Tips to Keep You and Your Pets Safe this 4th of July Holiday Weekend

Husky dog w US Flag The 4th of July and the days following are the busiest times at our six LA Animal Services (LAAS) Centers throughout the City. For many pets, the loud booming sounds and the flashing lights of fireworks can be terrifying for these animals causing them to escape their home or yard in an attempt to look for somewhere safe to hide.

To help ensure Angelenos and their furry family members stay safe this holiday weekend, LA Animal Services teamed up with the Los Angeles Fire Department, Los Angeles Police Department, and LA CityView 35 on a joint Public Service Announcement about the dangers illegal fireworks pose to residents and their pets.

Make sure your pet has up-to-date identification. If for any reason your pet escapes and becomes lost, a microchip on a dog, cat, or rabbit that's registered with your correct contact information and a collar or harness on your canine and feline friend with a current license and/or ID tag on it will help reunite you with your companion animal right away.

Information on getting or renewing your dog’s license is available here
If you have lost a pet, please click here
If you have found a stray pet, please click here

Finally, adopt or foster to create life-saving space in LAAS Centers. Every year around the 4th of July, LA Animal Services Centers can fill beyond capacity with terrified, lost pets. By fostering a dog, cat, or kitten, you can help give these shelter guests a break from kennel life while ensuring life-saving space is available for sick, injured, or abandoned animals who make their way into our Centers and have nowhere else to go. Please click here to find out how you can adopt or foster a new furry friend.

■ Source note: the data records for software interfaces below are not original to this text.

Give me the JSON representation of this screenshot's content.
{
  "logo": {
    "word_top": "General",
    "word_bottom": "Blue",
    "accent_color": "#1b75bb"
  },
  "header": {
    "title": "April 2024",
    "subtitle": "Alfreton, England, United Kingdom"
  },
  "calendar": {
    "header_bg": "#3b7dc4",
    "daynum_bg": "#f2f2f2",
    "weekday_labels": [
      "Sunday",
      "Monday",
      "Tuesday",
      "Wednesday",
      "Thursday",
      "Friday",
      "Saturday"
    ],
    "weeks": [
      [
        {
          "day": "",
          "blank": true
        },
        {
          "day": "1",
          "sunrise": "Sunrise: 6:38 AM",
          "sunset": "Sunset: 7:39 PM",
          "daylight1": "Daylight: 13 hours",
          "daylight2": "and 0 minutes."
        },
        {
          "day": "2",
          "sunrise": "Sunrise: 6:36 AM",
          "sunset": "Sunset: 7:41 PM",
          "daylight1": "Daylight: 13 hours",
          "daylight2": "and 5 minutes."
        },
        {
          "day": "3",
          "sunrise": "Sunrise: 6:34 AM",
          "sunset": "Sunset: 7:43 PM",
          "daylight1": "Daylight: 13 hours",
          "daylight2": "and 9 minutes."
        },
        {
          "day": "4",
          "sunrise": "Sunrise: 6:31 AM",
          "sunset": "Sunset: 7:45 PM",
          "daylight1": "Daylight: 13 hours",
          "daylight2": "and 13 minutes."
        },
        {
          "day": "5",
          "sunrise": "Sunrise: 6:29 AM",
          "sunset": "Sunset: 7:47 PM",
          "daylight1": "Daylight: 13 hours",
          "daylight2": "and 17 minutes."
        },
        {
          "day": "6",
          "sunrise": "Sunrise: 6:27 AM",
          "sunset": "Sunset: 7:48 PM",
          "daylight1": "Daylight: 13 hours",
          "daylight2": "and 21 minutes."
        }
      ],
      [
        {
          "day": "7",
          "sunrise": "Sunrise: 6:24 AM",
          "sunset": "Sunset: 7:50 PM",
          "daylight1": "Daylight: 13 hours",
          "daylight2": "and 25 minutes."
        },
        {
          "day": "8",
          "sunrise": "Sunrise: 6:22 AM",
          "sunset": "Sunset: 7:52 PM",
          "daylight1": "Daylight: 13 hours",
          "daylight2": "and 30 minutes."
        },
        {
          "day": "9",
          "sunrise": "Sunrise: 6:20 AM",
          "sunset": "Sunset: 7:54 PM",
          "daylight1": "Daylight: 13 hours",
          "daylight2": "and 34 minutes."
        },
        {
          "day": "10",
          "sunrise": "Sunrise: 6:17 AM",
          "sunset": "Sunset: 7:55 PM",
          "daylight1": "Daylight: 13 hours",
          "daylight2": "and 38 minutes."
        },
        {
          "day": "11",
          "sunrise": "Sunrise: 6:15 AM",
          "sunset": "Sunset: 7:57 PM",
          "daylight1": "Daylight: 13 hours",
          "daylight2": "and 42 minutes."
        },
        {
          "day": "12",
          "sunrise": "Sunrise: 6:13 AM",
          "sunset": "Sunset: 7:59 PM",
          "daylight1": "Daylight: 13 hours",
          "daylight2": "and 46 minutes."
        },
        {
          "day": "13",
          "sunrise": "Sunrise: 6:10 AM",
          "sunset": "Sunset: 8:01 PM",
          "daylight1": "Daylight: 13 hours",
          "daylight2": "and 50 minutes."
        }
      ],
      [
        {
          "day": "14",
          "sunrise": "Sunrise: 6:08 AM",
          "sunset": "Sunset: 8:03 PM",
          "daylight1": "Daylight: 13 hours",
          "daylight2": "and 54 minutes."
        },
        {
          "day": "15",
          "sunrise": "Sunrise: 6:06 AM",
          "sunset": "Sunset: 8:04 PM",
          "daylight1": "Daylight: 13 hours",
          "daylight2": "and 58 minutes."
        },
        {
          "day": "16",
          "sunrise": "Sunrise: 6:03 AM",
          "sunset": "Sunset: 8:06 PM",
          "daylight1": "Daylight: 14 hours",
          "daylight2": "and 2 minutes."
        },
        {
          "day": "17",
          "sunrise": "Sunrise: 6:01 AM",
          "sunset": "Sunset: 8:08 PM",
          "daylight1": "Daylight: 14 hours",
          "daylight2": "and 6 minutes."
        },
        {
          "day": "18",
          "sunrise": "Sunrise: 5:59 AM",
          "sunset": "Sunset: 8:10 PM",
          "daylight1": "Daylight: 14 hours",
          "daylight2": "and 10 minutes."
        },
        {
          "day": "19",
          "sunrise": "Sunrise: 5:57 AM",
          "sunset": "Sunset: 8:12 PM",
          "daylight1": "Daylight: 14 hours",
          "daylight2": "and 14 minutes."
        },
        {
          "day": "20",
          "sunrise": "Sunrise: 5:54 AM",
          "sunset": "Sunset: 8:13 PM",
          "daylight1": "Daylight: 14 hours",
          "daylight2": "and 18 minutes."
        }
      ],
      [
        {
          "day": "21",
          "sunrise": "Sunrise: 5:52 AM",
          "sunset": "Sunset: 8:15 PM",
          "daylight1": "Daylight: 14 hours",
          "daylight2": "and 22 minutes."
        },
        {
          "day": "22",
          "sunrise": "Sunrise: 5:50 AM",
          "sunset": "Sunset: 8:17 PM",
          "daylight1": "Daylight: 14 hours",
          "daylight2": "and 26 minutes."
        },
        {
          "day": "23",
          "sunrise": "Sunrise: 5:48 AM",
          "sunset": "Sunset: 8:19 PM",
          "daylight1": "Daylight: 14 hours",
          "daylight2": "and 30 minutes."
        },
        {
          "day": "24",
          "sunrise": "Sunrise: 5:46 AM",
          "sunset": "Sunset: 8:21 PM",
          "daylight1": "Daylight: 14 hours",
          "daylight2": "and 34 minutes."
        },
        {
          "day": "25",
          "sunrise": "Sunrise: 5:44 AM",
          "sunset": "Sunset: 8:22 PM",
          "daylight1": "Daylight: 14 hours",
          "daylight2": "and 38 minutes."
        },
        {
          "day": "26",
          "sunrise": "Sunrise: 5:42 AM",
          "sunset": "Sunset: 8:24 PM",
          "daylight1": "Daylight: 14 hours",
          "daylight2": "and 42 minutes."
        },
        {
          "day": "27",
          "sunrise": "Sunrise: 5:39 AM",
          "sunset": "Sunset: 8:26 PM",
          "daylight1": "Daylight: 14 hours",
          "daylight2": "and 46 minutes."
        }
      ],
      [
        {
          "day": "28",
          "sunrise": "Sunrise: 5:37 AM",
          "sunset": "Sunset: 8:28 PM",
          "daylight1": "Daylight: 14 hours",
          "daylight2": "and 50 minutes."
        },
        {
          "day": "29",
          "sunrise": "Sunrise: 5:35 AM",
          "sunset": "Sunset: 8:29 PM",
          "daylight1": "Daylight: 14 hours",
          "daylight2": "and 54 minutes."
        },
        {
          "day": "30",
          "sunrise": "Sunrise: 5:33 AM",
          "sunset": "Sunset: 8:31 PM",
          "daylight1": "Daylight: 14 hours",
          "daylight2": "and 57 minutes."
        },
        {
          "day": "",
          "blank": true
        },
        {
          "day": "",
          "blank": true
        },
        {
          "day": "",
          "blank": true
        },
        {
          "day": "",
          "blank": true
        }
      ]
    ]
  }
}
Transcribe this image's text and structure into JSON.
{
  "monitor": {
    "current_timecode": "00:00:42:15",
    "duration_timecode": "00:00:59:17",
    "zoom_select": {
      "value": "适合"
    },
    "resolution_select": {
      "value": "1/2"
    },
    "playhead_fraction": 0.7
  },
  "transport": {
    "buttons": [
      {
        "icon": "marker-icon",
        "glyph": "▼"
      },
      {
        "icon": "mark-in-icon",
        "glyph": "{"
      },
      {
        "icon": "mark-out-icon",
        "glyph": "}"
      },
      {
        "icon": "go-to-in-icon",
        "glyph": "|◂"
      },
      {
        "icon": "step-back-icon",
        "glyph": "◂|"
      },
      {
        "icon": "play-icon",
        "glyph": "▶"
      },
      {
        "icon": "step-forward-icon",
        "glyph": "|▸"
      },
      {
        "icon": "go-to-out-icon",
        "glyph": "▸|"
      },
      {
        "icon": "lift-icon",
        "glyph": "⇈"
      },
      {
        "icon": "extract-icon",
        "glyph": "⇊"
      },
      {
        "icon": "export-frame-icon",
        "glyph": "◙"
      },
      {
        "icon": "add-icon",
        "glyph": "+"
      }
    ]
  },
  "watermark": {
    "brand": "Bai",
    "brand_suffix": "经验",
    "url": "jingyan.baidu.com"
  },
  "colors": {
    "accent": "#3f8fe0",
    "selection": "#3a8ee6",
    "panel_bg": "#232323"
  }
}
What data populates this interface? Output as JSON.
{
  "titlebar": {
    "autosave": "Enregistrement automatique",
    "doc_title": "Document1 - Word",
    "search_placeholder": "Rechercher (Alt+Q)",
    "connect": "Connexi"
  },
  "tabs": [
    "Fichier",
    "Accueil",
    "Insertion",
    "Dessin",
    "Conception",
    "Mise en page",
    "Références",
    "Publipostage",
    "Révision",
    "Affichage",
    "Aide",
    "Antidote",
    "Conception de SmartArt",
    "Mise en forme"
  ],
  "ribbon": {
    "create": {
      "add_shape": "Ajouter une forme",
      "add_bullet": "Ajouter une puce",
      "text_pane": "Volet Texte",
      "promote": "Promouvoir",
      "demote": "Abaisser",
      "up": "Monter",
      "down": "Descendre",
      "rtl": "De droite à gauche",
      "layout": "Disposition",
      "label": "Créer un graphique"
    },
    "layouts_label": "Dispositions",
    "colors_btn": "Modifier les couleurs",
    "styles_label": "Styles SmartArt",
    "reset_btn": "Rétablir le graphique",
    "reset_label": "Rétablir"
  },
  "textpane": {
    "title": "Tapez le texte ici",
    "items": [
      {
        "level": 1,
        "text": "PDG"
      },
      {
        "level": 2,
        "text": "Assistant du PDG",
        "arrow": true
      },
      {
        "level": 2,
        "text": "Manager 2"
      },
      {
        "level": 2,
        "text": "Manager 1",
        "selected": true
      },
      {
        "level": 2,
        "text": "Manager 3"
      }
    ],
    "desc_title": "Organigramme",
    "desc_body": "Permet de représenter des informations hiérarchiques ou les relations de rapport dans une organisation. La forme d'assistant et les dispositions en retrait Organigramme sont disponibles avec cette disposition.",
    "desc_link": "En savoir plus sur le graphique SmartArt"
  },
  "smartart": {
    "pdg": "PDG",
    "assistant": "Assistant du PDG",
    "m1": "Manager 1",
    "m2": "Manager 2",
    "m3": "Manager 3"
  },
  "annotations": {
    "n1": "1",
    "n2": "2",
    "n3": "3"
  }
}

LA City Parks Are Open for You and Your Family

Summer Camps and Activities are still available. The City of Los Angeles Department of Recreation and Parks is offering youth sports, fitness activities, summer camp and more— starting at just $10 a program! Online registration is open. Visit laparks.org/summerplayla to get started!

Don't forget, pools are open!  Check out swimla.org to sign up for lessons, teams, and sports today. 

Are you ready for Dodger RBI baseball?   The Los Angeles Dodgers Foundation (LADF) youth development program, Dodgers RBI, is a youth development program that uses sport as a vehicle to provide critical resources and services to communities who are experiencing social injustices. Visit dodgersrbi-cityofla.leagueapps.com for more information and to register.


This message was sent to  by:

Los Angeles Councilmember Paul Koretz
200 N. Spring Street, Rm. 440
Los Angeles, CA 90012
(213) 473-7005